3) Morphological development: ages at which the child started using inflectional morphemes in each language.
Table 9 shows the frequency of inflectional morphemes used by the informants.
Indeed several questions concerning how the relationship between inflectional morphemes and syntactic operations is acquired still await answer.
Like some of the derivational morphemes, those of the type {ly} and {ing}, inflectional morphemes add no lexical meaning to the base.
Align plural is motivated by the fact that the plural morpheme is attached after all other derivational and inflectional morphemes. The data examined so far offer no evidence to indicate that *CodaObs and Align Plural are crucially ranked with respect to each other.
(8) [[V.sub.participle] and [V.sub.participle]] [V.sub.Copula] + Inflectional Morphemes
The typology of zero-derivation phenomena in Old English includes (Martin Arista, fc-a): (i) zero derivation with explicit inflectional morphemes and without explicit derivational morphemes, as in ri:dan 'to ride' > ri:da 'rider'; (ii) zero derivation without explicit or implicit morphemes, whether inflectional or derivational, as in bi:dan 'to delay' > bi:d 'delay'; (iii) zero derivation without inflectional or derivational morphemes and with ablaut, as in dri:fan 'to drive' > dra:f'action of driving'; and (iv) zero derivation with ablaut and unproductive formatives such as -m in fle:on 'to fly' > fle:am 'flight'.
The present theory implies a direct mapping of semantic relationships (given a series of preliminary pragmatic choices) upon sequences of words and inflectional morphemes. Research on the implicit learning of graphotactic and morphological regularities in written French and English (Pacton, Perruchet, Cleeremans, & Fayol, 2001; Pacton, Perruchet, & Fayol, 2005; Deacon, Pacton, & Conrad, 2008) shows that rules are not abstracted even after massive amounts of exposure to a rule-based material.

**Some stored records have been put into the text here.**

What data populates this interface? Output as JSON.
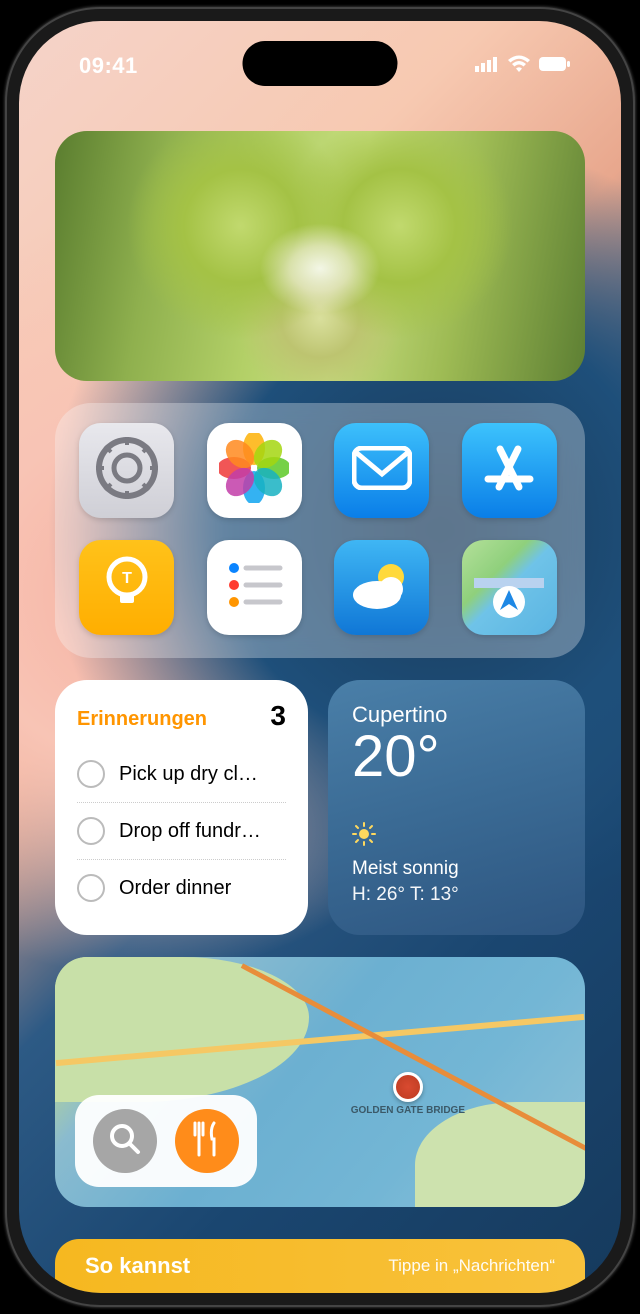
{
  "status": {
    "time": "09:41"
  },
  "apps": [
    {
      "name": "settings"
    },
    {
      "name": "photos"
    },
    {
      "name": "mail"
    },
    {
      "name": "appstore"
    },
    {
      "name": "tips"
    },
    {
      "name": "reminders"
    },
    {
      "name": "weather"
    },
    {
      "name": "maps"
    }
  ],
  "reminders": {
    "title": "Erinnerungen",
    "count": "3",
    "items": [
      "Pick up dry cl…",
      "Drop off fundr…",
      "Order dinner"
    ]
  },
  "weather": {
    "location": "Cupertino",
    "temp": "20°",
    "condition": "Meist sonnig",
    "high_low": "H: 26° T: 13°"
  },
  "maps": {
    "poi": "GOLDEN GATE BRIDGE"
  },
  "banner": {
    "title": "So kannst",
    "subtitle": "Tippe in „Nachrichten“"
  }
}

Moreover, the results are less predictable than those of previous works, because the evolution from stem-formation to word-formation is a direct consequence of the well-known processes of the loss of productivity of the strong verbal paradigm and the decay and practical disappearance of inflectional morphemes. (4) For this reason, to consider the question from the angle of derivational rather than inflectional morphology may turn out a more fruitful undertaking.